Aside from his recent posts, Tim Tebow’s presence did not create big waves in the media world. His presence on the Patriots’ training camp didn’t create a nuisance to the team, and for a while, it seemed like the quarterback from Florida was treated as what he really is, a player fighting for a spot. He didn’t play too well in the preseason either, except for that fourth game against the Giants, where he posted good numbers, throwing for two touchdowns and 91 yards. It was against the Giants’ replacements mind you, but Tebow was also playing with replacements.

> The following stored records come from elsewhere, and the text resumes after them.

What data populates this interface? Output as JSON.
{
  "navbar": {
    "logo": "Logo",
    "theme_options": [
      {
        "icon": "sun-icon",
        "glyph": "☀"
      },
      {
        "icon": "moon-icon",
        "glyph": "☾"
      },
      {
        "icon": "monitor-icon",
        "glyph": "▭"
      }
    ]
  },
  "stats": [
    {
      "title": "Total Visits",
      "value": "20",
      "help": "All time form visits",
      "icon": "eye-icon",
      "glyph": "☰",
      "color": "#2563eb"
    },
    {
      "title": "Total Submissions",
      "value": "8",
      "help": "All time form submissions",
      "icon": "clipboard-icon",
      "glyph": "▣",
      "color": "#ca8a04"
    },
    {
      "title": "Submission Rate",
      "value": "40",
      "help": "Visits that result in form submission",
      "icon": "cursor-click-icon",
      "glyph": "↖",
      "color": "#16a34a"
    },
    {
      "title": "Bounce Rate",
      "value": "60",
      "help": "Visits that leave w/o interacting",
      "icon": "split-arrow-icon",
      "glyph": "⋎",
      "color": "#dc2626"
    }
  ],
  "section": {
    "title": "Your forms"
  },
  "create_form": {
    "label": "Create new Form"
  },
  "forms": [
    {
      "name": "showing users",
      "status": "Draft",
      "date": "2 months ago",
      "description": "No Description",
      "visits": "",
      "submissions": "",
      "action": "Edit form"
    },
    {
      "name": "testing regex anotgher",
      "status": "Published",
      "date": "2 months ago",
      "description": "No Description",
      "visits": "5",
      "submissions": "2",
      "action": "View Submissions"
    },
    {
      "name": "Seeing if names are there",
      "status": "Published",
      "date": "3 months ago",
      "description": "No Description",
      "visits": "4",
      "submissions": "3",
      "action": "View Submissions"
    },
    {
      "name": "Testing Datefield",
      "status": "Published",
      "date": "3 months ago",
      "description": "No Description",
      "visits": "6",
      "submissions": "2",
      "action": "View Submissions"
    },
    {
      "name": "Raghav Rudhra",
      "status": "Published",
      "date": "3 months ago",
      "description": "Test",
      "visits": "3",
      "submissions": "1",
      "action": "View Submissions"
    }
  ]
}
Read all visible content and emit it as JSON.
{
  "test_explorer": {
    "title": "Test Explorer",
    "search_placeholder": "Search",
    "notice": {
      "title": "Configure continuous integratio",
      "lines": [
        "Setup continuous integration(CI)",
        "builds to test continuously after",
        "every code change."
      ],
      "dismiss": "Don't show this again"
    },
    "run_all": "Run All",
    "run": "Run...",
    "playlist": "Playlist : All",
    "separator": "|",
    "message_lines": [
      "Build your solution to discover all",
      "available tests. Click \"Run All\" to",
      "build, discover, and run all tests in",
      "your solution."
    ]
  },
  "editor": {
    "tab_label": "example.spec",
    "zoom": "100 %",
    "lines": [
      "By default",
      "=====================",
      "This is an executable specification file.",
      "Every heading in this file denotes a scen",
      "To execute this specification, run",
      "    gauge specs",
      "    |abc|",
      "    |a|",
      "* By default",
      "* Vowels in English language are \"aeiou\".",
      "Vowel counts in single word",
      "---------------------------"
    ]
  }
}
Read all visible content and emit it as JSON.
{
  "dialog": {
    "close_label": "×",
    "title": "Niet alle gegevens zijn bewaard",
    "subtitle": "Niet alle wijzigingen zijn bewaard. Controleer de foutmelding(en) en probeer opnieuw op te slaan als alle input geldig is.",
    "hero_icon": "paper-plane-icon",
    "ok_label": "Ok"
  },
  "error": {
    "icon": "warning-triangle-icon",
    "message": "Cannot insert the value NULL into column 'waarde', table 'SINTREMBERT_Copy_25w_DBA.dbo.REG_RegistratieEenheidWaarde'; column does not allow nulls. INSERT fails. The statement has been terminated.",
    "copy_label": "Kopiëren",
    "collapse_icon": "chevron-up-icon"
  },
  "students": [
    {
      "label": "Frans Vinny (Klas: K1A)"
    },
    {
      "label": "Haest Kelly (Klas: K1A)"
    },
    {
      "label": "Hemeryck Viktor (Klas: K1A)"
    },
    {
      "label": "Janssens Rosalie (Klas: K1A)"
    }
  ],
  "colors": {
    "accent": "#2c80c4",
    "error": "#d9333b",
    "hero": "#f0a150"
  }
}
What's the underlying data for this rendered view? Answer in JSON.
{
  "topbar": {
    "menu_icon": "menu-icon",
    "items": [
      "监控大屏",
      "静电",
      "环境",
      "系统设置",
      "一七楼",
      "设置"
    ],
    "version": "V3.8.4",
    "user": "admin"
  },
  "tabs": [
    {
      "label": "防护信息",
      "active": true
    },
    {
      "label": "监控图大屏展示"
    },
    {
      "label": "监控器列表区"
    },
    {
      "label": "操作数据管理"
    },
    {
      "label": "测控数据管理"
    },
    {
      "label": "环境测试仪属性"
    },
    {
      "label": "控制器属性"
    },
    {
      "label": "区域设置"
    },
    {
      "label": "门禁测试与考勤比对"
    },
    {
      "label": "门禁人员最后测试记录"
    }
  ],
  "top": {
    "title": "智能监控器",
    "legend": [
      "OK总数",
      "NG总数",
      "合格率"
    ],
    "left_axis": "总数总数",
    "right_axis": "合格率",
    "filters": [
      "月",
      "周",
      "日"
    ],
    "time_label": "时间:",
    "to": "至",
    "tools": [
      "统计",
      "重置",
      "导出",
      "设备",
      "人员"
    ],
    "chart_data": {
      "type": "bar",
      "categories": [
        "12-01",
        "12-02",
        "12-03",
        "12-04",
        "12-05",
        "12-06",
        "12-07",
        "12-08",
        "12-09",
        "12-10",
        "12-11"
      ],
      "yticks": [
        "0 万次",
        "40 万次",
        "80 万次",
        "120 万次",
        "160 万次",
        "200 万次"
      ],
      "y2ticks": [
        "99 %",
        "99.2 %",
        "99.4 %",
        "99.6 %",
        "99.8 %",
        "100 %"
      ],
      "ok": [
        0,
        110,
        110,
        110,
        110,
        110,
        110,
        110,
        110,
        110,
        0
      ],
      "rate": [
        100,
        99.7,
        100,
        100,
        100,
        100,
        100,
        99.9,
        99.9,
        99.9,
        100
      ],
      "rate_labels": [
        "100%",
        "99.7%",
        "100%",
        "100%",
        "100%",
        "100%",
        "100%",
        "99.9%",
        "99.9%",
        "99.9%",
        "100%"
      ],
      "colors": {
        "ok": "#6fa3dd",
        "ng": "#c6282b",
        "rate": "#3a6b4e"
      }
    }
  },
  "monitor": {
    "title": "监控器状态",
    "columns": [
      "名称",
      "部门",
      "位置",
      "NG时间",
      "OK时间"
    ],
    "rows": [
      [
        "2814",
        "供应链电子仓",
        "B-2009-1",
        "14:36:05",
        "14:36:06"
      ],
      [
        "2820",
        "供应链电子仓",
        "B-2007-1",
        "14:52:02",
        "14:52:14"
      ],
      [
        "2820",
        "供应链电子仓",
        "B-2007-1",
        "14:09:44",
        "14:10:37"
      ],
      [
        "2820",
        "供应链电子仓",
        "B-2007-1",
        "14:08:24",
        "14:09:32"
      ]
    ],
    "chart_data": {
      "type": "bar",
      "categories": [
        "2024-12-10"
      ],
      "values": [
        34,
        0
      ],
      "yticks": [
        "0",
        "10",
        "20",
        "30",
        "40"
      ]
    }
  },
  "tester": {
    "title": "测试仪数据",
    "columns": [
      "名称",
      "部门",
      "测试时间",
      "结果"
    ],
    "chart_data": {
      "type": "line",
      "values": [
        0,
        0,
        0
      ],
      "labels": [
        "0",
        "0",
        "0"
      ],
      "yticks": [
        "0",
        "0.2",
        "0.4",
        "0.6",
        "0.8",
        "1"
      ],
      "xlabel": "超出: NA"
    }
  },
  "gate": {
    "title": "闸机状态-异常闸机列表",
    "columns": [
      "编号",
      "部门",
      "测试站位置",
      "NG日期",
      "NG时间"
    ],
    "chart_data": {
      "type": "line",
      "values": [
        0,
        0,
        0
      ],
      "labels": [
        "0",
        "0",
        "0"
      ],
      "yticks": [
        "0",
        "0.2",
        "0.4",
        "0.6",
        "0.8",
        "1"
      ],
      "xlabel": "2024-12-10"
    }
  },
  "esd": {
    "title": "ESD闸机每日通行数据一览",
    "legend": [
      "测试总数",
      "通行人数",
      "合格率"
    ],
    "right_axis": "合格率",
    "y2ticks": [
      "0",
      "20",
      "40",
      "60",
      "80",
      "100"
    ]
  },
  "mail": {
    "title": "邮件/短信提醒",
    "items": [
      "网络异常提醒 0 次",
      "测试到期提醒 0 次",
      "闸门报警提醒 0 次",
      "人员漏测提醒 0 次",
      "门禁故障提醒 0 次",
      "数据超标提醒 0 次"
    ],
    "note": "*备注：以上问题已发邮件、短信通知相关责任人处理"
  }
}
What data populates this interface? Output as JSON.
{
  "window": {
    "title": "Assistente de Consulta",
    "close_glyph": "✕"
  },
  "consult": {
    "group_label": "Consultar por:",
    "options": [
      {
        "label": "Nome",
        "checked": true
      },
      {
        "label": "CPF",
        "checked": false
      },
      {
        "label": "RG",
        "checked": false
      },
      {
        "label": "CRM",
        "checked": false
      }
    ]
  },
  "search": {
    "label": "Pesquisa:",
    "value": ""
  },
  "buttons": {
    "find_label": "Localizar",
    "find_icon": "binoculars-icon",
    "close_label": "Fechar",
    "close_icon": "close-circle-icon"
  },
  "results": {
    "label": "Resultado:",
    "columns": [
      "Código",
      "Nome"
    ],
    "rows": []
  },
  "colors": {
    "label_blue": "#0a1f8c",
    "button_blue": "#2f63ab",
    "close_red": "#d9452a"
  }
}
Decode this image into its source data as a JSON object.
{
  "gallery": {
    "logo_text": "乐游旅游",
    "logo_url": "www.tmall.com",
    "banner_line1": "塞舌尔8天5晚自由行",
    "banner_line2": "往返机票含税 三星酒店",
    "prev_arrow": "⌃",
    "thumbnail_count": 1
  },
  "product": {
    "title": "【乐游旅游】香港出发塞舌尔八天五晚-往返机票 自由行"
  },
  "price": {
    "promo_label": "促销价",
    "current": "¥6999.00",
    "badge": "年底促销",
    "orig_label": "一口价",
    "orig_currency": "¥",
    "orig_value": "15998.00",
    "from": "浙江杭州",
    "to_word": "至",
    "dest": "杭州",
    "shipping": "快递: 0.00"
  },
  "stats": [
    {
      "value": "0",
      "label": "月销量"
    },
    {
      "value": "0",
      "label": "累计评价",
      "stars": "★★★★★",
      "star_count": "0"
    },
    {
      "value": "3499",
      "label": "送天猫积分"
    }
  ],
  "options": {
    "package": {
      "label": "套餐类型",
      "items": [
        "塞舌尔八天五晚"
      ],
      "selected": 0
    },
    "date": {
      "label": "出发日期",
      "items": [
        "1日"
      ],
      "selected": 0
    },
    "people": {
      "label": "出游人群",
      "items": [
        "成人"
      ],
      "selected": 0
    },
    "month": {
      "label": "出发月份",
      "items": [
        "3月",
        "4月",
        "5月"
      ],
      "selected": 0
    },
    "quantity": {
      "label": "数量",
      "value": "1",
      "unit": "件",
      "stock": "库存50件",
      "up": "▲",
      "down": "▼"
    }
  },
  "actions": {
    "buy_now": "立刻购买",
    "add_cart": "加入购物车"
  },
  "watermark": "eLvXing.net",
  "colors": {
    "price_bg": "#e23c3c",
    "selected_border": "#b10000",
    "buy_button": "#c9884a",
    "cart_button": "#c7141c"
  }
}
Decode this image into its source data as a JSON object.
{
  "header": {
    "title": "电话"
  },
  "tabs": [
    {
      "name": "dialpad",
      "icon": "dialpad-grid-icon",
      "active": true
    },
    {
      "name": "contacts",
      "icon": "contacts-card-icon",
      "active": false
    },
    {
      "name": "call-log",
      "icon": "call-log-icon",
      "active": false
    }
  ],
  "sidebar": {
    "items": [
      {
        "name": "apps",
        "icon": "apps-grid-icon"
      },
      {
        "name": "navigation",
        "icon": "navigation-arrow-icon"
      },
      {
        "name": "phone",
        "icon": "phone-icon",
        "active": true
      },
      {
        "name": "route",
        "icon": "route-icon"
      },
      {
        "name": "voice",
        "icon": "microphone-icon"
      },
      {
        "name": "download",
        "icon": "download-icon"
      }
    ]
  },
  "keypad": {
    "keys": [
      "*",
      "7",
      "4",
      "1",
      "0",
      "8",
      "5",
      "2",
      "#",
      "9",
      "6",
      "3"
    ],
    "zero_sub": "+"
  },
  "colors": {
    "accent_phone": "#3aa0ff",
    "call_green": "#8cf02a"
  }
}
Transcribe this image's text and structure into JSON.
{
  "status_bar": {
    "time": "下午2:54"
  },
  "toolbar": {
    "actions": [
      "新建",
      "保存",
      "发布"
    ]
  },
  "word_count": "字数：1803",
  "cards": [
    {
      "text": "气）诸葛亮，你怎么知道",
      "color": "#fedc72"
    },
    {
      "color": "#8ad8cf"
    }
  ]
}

Why was Tebow’s passage in New England more discreet than his passage in New York? It would be easy to point out the difference of coverage between New York and Boston, but previous observations of the New England Patriots would suggest that it’s the way New England manages media relations and how they can keep their focus on the next opponent. Yes, the famous ‟Patriot way.” From the troubling Hernandez situation to the Tebow circus, or whether it’s keeping content players like Corey Dillon or Randy Moss, Bill Belichick and his staff have been nimble in managing those situations and having a good team on the field.

In 2004, Corey Dillon came from the Cincinnati Bengals after spending seven seasons with a deceptive Bengals team where he was one of the few bright spots on an abysmal offense. In the 2003, after expressing his discontent with the Cincinnati team, Dillon was traded to the Patriots for a second round pick. He was labeled as a difficult to please player. 

The same applied to Randy Moss, as fans around the league claimed he was washed up after a brief passage in Oakland. He was also labeled as a trouble maker and a sorry team player. Moss’ passage in New England went pretty well, except for the end which led to him being traded to his old team, the Vikings. Evidence would suggest that what made Randy Moss happier in New England than in Oakland is the fact that Aaron Brooks is not really Tom Brady.

And that is one important point. Football players, as much of a mouthful as they can be, are still playing a game where winning still cures everything. But one question still remains: are troubled players stopping their antics because they are winning or does the fact that this kind of player focus more on his game instead of provoking fans, and this is what makes the Pats win?

Playmakers like Moss and Dillon certainly made a difference, but the core also helped them stay on track. On a team that features a leader like Brady and a skilled coach, players know where to stand. Belichick doesn’t kid around, and sometimes takes risks with his roster. He doesn’t mind letting players go. There’s also that feeling that the Pats can win as long as they have Belichick. Yeah, I know, you’re telling yourself: ‟and Brady?” Well remember 2009, when Matt Cassel took over and went 11-5. You can tell every player knows the vulnerability of his place when a team can lose his three-time winning all-star quarterback and still go 11-5.

The hoodie might not be liked, but he knows how to deal with the media. His experience in Cleveland certainly acquainted him with the media, who can be a coach’s best friend or worst enemy. Rex Ryan’s Jets also can attest how the press can praise or knock down a team.

Belichick’s bottom line approach has certainly helped him be successful. He understands that the NFL is a bottom line business, where a team has to field its 53 best players come opening week, not the nicest or most marketable one, even though the owner of the team might have a certain opinion.

The NFL is hard business, always focusing on tomorrow. That is probably the reason why Tebow has no job as of right now. Remember 2012, when Tebow beat the Steelers in overtime. Now, he can’t even beat Ryan Mallet for a spot and he’s identified as not good enough to keep a spot on the roster. Two years is a long time in this league. One can wonder, if Andrew Luck or Robert Griffin III wouldn’t have been available for the draft, would the Colts have kept Peyton Manning and would Tebow be the starting quarterback for the Broncos as of right now? These are only speculations that highlight how one action leads to another in the NFL and how everything goes fast. Belichick got it, and it has served him well thus far.